* ASSIGNED TASK *
The answer is the set of lines that include "Better", copied from the data below.

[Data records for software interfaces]

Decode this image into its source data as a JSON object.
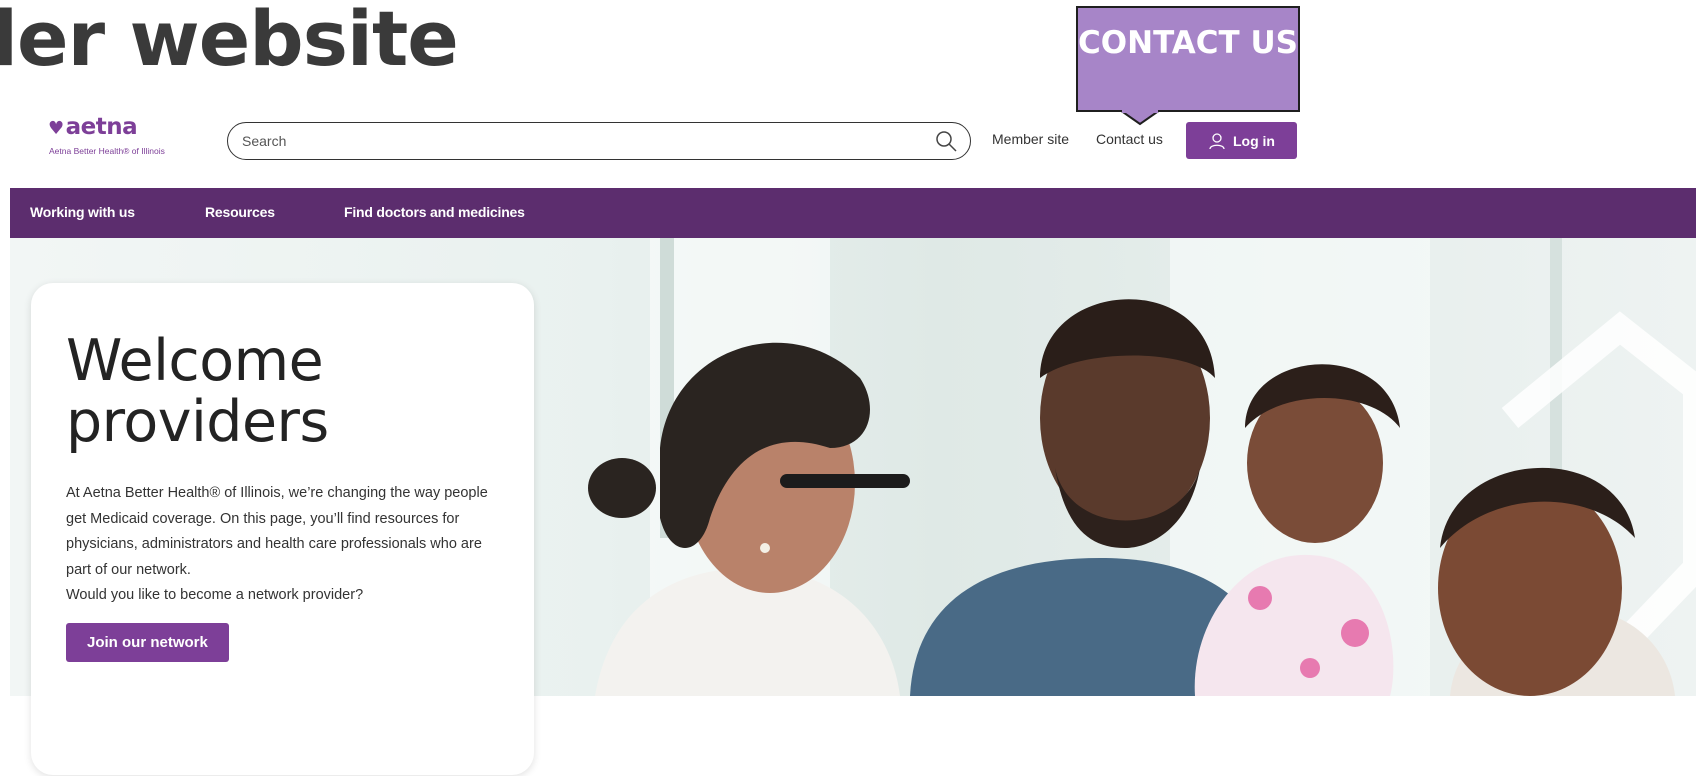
{
  "overlay": {
    "heading_fragment": "ler website",
    "callout_text": "CONTACT US"
  },
  "brand": {
    "logo_text": "aetna",
    "tagline": "Aetna Better Health® of Illinois",
    "primary_color": "#7d3f98",
    "nav_color": "#5c2d6e"
  },
  "header": {
    "search_placeholder": "Search",
    "member_site": "Member site",
    "contact_us": "Contact us",
    "login_label": "Log in",
    "icons": [
      "search-icon",
      "user-icon"
    ]
  },
  "nav": {
    "items": [
      {
        "label": "Working with us"
      },
      {
        "label": "Resources"
      },
      {
        "label": "Find doctors and medicines"
      }
    ]
  },
  "hero": {
    "title": "Welcome providers",
    "body": "At Aetna Better Health® of Illinois, we’re changing the way people get Medicaid coverage. On this page, you’ll find resources for physicians, administrators and health care professionals who are part of our network.",
    "question": "Would you like to become a network provider?",
    "cta": "Join our network"
  }
}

* REPLY TO THE EXERCISE *
    "tagline": "Aetna Better Health® of Illinois",
    "body": "At Aetna Better Health® of Illinois, we’re changing the way people get Medicaid coverage. On this page, you’ll find resources for physicians, administrators and health care professionals who are part of our network.",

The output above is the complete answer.